[Dataset excerpts]

^^^^^^^^^^^^^^^^

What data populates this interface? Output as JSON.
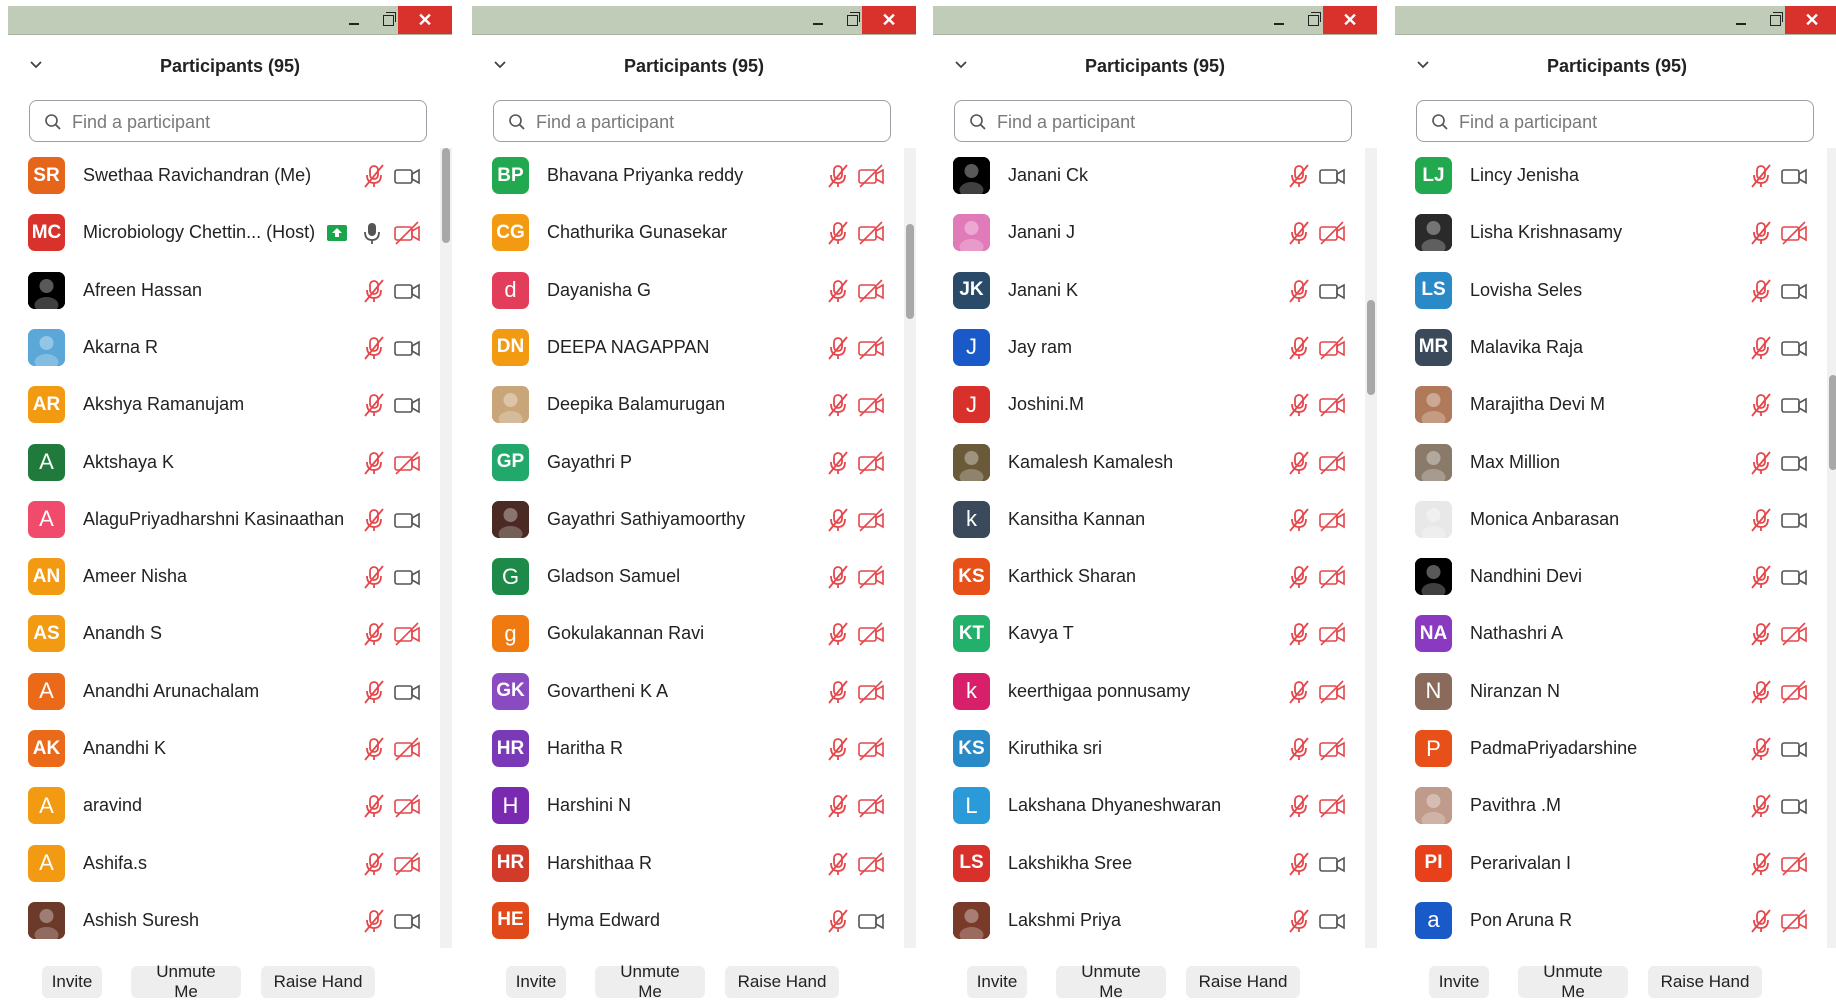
{
  "window": {
    "min_icon": "minimize-icon",
    "max_icon": "maximize-icon",
    "close_icon": "close-icon"
  },
  "panels": [
    {
      "title": "Participants (95)",
      "search_placeholder": "Find a participant",
      "footer": {
        "invite": "Invite",
        "unmute": "Unmute Me",
        "raise": "Raise Hand"
      },
      "scroll_fraction": 0.0,
      "participants": [
        {
          "initials": "SR",
          "name": "Swethaa Ravichandran (Me)",
          "color": "#e5651b",
          "cam": "on"
        },
        {
          "initials": "MC",
          "name": "Microbiology Chettin... (Host)",
          "color": "#d9312b",
          "cam": "off",
          "host": true
        },
        {
          "initials": "",
          "name": "Afreen Hassan",
          "color": "#000000",
          "cam": "on",
          "image": true
        },
        {
          "initials": "",
          "name": "Akarna R",
          "color": "#5aa7d8",
          "cam": "on",
          "image": true
        },
        {
          "initials": "AR",
          "name": "Akshya Ramanujam",
          "color": "#f29a12",
          "cam": "on"
        },
        {
          "initials": "A",
          "name": "Aktshaya K",
          "color": "#1f7a3b",
          "cam": "off"
        },
        {
          "initials": "A",
          "name": "AlaguPriyadharshni Kasinaathan",
          "color": "#f04b6a",
          "cam": "on"
        },
        {
          "initials": "AN",
          "name": "Ameer Nisha",
          "color": "#f29a12",
          "cam": "on"
        },
        {
          "initials": "AS",
          "name": "Anandh S",
          "color": "#f29a12",
          "cam": "off"
        },
        {
          "initials": "A",
          "name": "Anandhi Arunachalam",
          "color": "#ea6a1a",
          "cam": "on"
        },
        {
          "initials": "AK",
          "name": "Anandhi K",
          "color": "#ea6a1a",
          "cam": "off"
        },
        {
          "initials": "A",
          "name": "aravind",
          "color": "#f29a12",
          "cam": "off"
        },
        {
          "initials": "A",
          "name": "Ashifa.s",
          "color": "#f29a12",
          "cam": "off"
        },
        {
          "initials": "",
          "name": "Ashish Suresh",
          "color": "#6b3a2a",
          "cam": "on",
          "image": true
        }
      ]
    },
    {
      "title": "Participants (95)",
      "search_placeholder": "Find a participant",
      "footer": {
        "invite": "Invite",
        "unmute": "Unmute Me",
        "raise": "Raise Hand"
      },
      "scroll_fraction": 0.15,
      "participants": [
        {
          "initials": "BP",
          "name": "Bhavana Priyanka reddy",
          "color": "#22a84e",
          "cam": "off"
        },
        {
          "initials": "CG",
          "name": "Chathurika Gunasekar",
          "color": "#f29a12",
          "cam": "off"
        },
        {
          "initials": "d",
          "name": "Dayanisha G",
          "color": "#e23d5a",
          "cam": "off"
        },
        {
          "initials": "DN",
          "name": "DEEPA NAGAPPAN",
          "color": "#f29a12",
          "cam": "off"
        },
        {
          "initials": "",
          "name": "Deepika Balamurugan",
          "color": "#c9a57a",
          "cam": "off",
          "image": true
        },
        {
          "initials": "GP",
          "name": "Gayathri P",
          "color": "#22a86a",
          "cam": "off"
        },
        {
          "initials": "",
          "name": "Gayathri Sathiyamoorthy",
          "color": "#4a2a22",
          "cam": "off",
          "image": true
        },
        {
          "initials": "G",
          "name": "Gladson Samuel",
          "color": "#1e8a4a",
          "cam": "off"
        },
        {
          "initials": "g",
          "name": "Gokulakannan Ravi",
          "color": "#f07a10",
          "cam": "off"
        },
        {
          "initials": "GK",
          "name": "Govartheni K A",
          "color": "#8a4ac0",
          "cam": "off"
        },
        {
          "initials": "HR",
          "name": "Haritha R",
          "color": "#7a3ab8",
          "cam": "off"
        },
        {
          "initials": "H",
          "name": "Harshini N",
          "color": "#7a2ab0",
          "cam": "off"
        },
        {
          "initials": "HR",
          "name": "Harshithaa R",
          "color": "#d23a2a",
          "cam": "off"
        },
        {
          "initials": "HE",
          "name": "Hyma Edward",
          "color": "#e04a1a",
          "cam": "on"
        }
      ]
    },
    {
      "title": "Participants (95)",
      "search_placeholder": "Find a participant",
      "footer": {
        "invite": "Invite",
        "unmute": "Unmute Me",
        "raise": "Raise Hand"
      },
      "scroll_fraction": 0.3,
      "participants": [
        {
          "initials": "",
          "name": "Janani Ck",
          "color": "#000000",
          "cam": "on",
          "image": true
        },
        {
          "initials": "",
          "name": "Janani J",
          "color": "#e07ab8",
          "cam": "off",
          "image": true
        },
        {
          "initials": "JK",
          "name": "Janani K",
          "color": "#2a4a6a",
          "cam": "on"
        },
        {
          "initials": "J",
          "name": "Jay ram",
          "color": "#1a5ac8",
          "cam": "off"
        },
        {
          "initials": "J",
          "name": "Joshini.M",
          "color": "#d8302a",
          "cam": "off"
        },
        {
          "initials": "",
          "name": "Kamalesh Kamalesh",
          "color": "#6a5a3a",
          "cam": "off",
          "image": true
        },
        {
          "initials": "k",
          "name": "Kansitha Kannan",
          "color": "#3a4a5a",
          "cam": "off"
        },
        {
          "initials": "KS",
          "name": "Karthick Sharan",
          "color": "#e8501a",
          "cam": "off"
        },
        {
          "initials": "KT",
          "name": "Kavya T",
          "color": "#22b06a",
          "cam": "off"
        },
        {
          "initials": "k",
          "name": "keerthigaa ponnusamy",
          "color": "#d8206a",
          "cam": "off"
        },
        {
          "initials": "KS",
          "name": "Kiruthika sri",
          "color": "#2a8ac8",
          "cam": "off"
        },
        {
          "initials": "L",
          "name": "Lakshana Dhyaneshwaran",
          "color": "#2a9ad8",
          "cam": "off"
        },
        {
          "initials": "LS",
          "name": "Lakshikha Sree",
          "color": "#d8302a",
          "cam": "on"
        },
        {
          "initials": "",
          "name": "Lakshmi Priya",
          "color": "#7a3a2a",
          "cam": "on",
          "image": true
        }
      ]
    },
    {
      "title": "Participants (95)",
      "search_placeholder": "Find a participant",
      "footer": {
        "invite": "Invite",
        "unmute": "Unmute Me",
        "raise": "Raise Hand"
      },
      "scroll_fraction": 0.45,
      "participants": [
        {
          "initials": "LJ",
          "name": "Lincy Jenisha",
          "color": "#22a84e",
          "cam": "on"
        },
        {
          "initials": "",
          "name": "Lisha Krishnasamy",
          "color": "#2a2a2a",
          "cam": "off",
          "image": true
        },
        {
          "initials": "LS",
          "name": "Lovisha Seles",
          "color": "#2a8ac8",
          "cam": "on"
        },
        {
          "initials": "MR",
          "name": "Malavika Raja",
          "color": "#3a4a5a",
          "cam": "on"
        },
        {
          "initials": "",
          "name": "Marajitha Devi M",
          "color": "#b07a5a",
          "cam": "on",
          "image": true
        },
        {
          "initials": "",
          "name": "Max Million",
          "color": "#8a7a6a",
          "cam": "on",
          "image": true
        },
        {
          "initials": "",
          "name": "Monica Anbarasan",
          "color": "#e8e8e8",
          "cam": "on",
          "image": true
        },
        {
          "initials": "",
          "name": "Nandhini Devi",
          "color": "#000000",
          "cam": "on",
          "image": true
        },
        {
          "initials": "NA",
          "name": "Nathashri A",
          "color": "#8a3ac0",
          "cam": "off"
        },
        {
          "initials": "N",
          "name": "Niranzan N",
          "color": "#8a6a5a",
          "cam": "off"
        },
        {
          "initials": "P",
          "name": "PadmaPriyadarshine",
          "color": "#e8501a",
          "cam": "on"
        },
        {
          "initials": "",
          "name": "Pavithra .M",
          "color": "#c09a8a",
          "cam": "on",
          "image": true
        },
        {
          "initials": "PI",
          "name": "Perarivalan I",
          "color": "#e8401a",
          "cam": "off"
        },
        {
          "initials": "a",
          "name": "Pon Aruna R",
          "color": "#1a5ac8",
          "cam": "off"
        }
      ]
    }
  ]
}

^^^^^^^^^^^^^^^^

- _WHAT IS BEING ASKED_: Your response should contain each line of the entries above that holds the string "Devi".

- _SOLUTION FOR THIS PROBLEM_:
          "name": "Marajitha Devi M",
          "name": "Nandhini Devi",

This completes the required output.